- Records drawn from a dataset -

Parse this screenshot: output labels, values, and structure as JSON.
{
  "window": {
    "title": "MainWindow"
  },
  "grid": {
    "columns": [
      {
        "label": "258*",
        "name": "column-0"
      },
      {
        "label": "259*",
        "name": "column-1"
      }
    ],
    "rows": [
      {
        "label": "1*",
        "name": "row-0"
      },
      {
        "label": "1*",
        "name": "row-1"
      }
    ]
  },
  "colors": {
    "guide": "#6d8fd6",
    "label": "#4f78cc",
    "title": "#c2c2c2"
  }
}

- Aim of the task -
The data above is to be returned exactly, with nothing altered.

- Result for this task -
Parse this screenshot: output labels, values, and structure as JSON.
{
  "window": {
    "title": "MainWindow"
  },
  "grid": {
    "columns": [
      {
        "label": "258*",
        "name": "column-0"
      },
      {
        "label": "259*",
        "name": "column-1"
      }
    ],
    "rows": [
      {
        "label": "1*",
        "name": "row-0"
      },
      {
        "label": "1*",
        "name": "row-1"
      }
    ]
  },
  "colors": {
    "guide": "#6d8fd6",
    "label": "#4f78cc",
    "title": "#c2c2c2"
  }
}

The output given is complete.